Join us for our next Throughlines Book Club meetup as we discuss "The Memory Police" by Yoko Ogawa!

Thursday, January 27, 2022 @ 6:00 pm - 8:00 pm

SECCA's Throughlines Book Club is open to the public. The book club reads primarily contemporary fiction and memoir, exploring how such works speak to (or against) our understanding of what it means to be human, how language shapes our reality, and how technology affects our relationships. The club meets regularly at the Southeastern Center for Contemporary Art (SECCA) in Winston-Salem.

For our next meetup, we'll be discussing Yoko Ogawa's "The Memory Police". The discussion will be led by Bill Carpenter, SECCA's Executive Director.

Support our local book store by purchasing the book from Bookmarks, available here. Book club members, make sure to mention SECCA's book club when checking out in-store at Bookmarks to get 20% off your book club purchase! For online orders, use discount code "20SECCA".

Throughlines is a new series of discussions, workshops, and performances that explore issues important to our communities through the power of invention and conversation. Join us and take part as we diverge from the beaten path to seek out fresh ideas.


A finalist for the International Booker Prize and the National Book Award, "The Memory Police" is A haunting Orwellian novel about the terrors of state surveillance, from the acclaimed author of "The Housekeeper and the Professor."

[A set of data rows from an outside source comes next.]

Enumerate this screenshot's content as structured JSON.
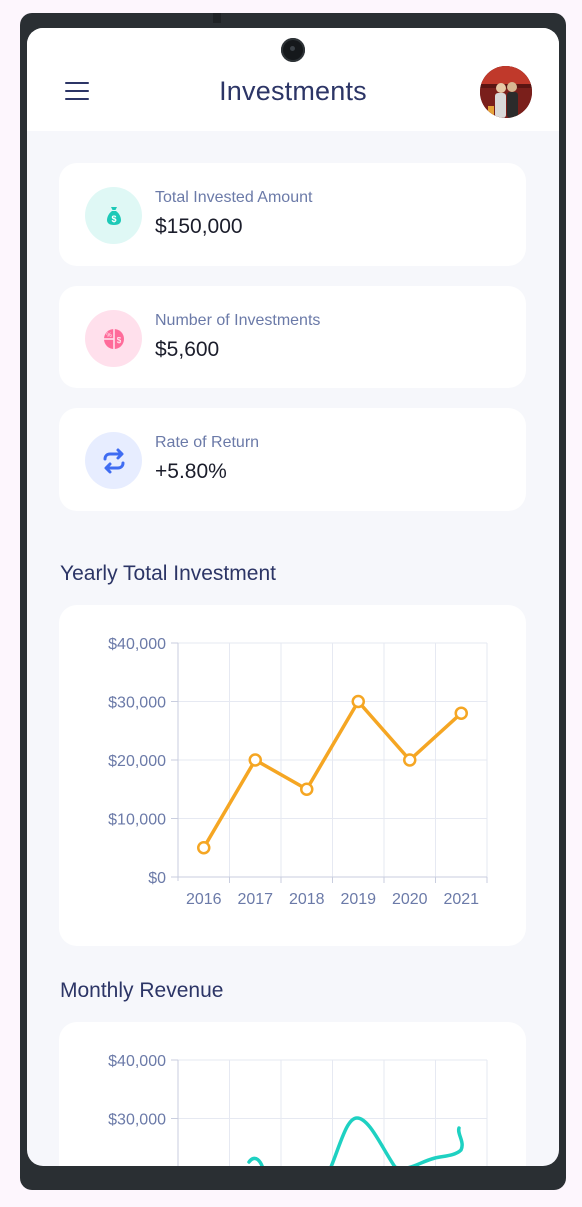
{
  "header": {
    "title": "Investments",
    "menu_icon": "menu-icon",
    "avatar": "user-avatar"
  },
  "stats": [
    {
      "label": "Total Invested Amount",
      "value": "$150,000",
      "icon": "money-bag-icon",
      "icon_bg": "#dff8f5",
      "icon_color": "#1dc9b7"
    },
    {
      "label": "Number of Investments",
      "value": "$5,600",
      "icon": "pie-chart-money-icon",
      "icon_bg": "#ffe0ec",
      "icon_color": "#ff6b9a"
    },
    {
      "label": "Rate of Return",
      "value": "+5.80%",
      "icon": "repeat-arrows-icon",
      "icon_bg": "#e7edff",
      "icon_color": "#3f6cf2"
    }
  ],
  "yearly": {
    "section_title": "Yearly Total Investment",
    "chart_data": {
      "type": "line",
      "categories": [
        "2016",
        "2017",
        "2018",
        "2019",
        "2020",
        "2021"
      ],
      "values": [
        5000,
        20000,
        15000,
        30000,
        20000,
        28000
      ],
      "ylim": [
        0,
        40000
      ],
      "yticks": [
        "$0",
        "$10,000",
        "$20,000",
        "$30,000",
        "$40,000"
      ],
      "color": "#f5a623",
      "grid": true
    }
  },
  "monthly": {
    "section_title": "Monthly Revenue",
    "chart_data": {
      "type": "line",
      "ylim": [
        0,
        40000
      ],
      "yticks": [
        "$30,000",
        "$40,000"
      ],
      "color": "#1ed1c2",
      "grid": true
    }
  }
}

On an unnamed island, objects are disappearing: first hats, then ribbons, birds, roses. . . . Most of the inhabitants are oblivious to these changes, while those few able to recall the lost objects live in fear of the draconian Memory Police, who are committed to ensuring that what has disappeared remains forgotten. When a young writer discovers that her editor is in danger, she concocts a plan to hide him beneath her floorboards, and together they cling to her writing as the last way of preserving the past. Powerful and provocative, "The Memory Police" is a stunning novel about the trauma of loss.